Oct. 14, 2016 By Hannah Wulkan
The Queensboro Bridge is getting overcrowded and dangerous for bicyclists, according to commuters and activists.
Transportation Alternatives, a bicycle and pedestrian advocacy group, launched a petition recently to bring a designated bike lane to the Queensboro Bridge, in the hopes of making the commute across the East River safer and more enjoyable for both cyclists and pedestrians.
The petition pushes for the city to turn the South Outer Roadway in to a designated bike lane, rather than a third car lane from Manhattan to Queens as it is now.
“Unlike some of the other East River bridges, this one has a shared path for bikes and pedestrians, which makes it tight during rush hour, and it’s an especially aggravated issue right now because of construction on the bridge,” said Jaime Moncayo, an activist with Transportation Alternatives. “We are really just trying to bring the Queensboro Bridge up to parity with other bridges across the East River.”
The argument in favor of the bike path is essentially to reduce the crowding of pedestrians and bikes on a single path, and the petition explains that the SOR used to be a bike path before it was converted in to a third lane, which is closed at night as it is.
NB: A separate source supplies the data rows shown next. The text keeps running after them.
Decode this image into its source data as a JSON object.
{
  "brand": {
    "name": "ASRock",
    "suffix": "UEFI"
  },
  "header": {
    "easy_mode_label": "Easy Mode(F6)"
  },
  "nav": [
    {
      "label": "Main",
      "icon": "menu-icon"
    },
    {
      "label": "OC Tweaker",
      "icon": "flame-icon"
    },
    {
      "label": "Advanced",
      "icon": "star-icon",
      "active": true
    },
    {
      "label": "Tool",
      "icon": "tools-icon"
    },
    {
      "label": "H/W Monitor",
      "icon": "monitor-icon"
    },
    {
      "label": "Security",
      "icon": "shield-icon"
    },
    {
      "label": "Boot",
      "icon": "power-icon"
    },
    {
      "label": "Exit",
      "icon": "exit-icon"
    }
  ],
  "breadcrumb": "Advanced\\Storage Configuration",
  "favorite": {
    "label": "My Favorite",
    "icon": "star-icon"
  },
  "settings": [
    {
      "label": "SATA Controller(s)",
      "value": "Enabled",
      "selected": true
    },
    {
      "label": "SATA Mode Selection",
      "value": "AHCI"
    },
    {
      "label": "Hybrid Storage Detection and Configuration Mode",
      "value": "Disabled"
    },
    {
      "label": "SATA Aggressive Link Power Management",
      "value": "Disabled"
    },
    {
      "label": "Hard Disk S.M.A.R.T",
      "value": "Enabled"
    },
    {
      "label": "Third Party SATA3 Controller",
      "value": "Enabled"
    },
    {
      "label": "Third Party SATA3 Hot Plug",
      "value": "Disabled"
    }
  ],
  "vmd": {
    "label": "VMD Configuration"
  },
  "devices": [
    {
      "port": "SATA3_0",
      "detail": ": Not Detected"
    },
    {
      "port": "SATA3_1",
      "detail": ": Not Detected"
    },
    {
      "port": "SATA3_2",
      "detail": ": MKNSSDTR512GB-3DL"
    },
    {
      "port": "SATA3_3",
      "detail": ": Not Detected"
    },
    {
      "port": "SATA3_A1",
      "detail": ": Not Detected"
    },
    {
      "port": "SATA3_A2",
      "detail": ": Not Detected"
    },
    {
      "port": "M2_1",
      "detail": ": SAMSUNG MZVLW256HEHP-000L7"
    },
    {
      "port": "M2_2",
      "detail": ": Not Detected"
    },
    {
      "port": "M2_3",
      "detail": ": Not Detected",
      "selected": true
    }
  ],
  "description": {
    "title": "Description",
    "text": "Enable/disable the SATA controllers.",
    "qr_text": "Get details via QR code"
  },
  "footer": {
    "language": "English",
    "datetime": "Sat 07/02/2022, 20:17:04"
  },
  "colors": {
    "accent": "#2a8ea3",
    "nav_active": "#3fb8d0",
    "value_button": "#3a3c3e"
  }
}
“Overcrowding on the extremely narrow ped/bike path leads to dangerous pedestrian-bike conflicts and is entirely inconsistent with the official NYC goal to ‘accelerate the growth of safe cycling by providing a system of bicycle routes that traverse and connect all five boroughs,’” reads the petition. “Particularly unfair is that continued nighttime closures of the ped/bike path create a hardship for Queens residents who rely on walking or biking to get to and from night jobs in Manhattan, and vice versa.”
According to Department of Transportation statistics, the Queensboro Bridge has seen a 27 percent growth in bike traffic between 2010 and 2015, and has more than 4,500 bike commuters in an average 24-hour period.
The DOT has not yet officially responded to the petition, but according to a spokesperson, it studied the possibility of turning the SOR in to a bike lane and “found there are many challenges that comes with permanently closing the roadway to vehicles.”
The current issues with bike congestion are exacerbated by ongoing Con Edison construction on the bridge, which closes the pedestrian and bike path from 9 p.m. to 5 a.m. each night. Though Con Edison provides shuttles across the bridge during those hours, many cyclists have complained of long delays, according to Moncayo, who said that he has spoken to people who experienced delays up to 45 minutes crossing the bridge.
When asked about the delays, a Con Edison representative said “We added an extra bus and truck after reviewing anticipated rider usage with the city. We will continue to assess shuttle needs in accordance with the NYCDOT permit stipulation.”
He added that the construction is supposed to be mostly completed by December.
The petition launched online earlier this month, though Moncayo said that advocates began collecting signatures on paper in April. So far the online petition has garnered 227 signatures towards the goal of 500.
The signatures will be delivered to Council Members Jimmy Van Bramer and Ben Kallos, as well as Queens Community Board 2 and Manhattan Community Board 6.
To view the petition, visit https://campaigns.transalt.org/petition/create-exclusive-bikelane-queensborough-bridge.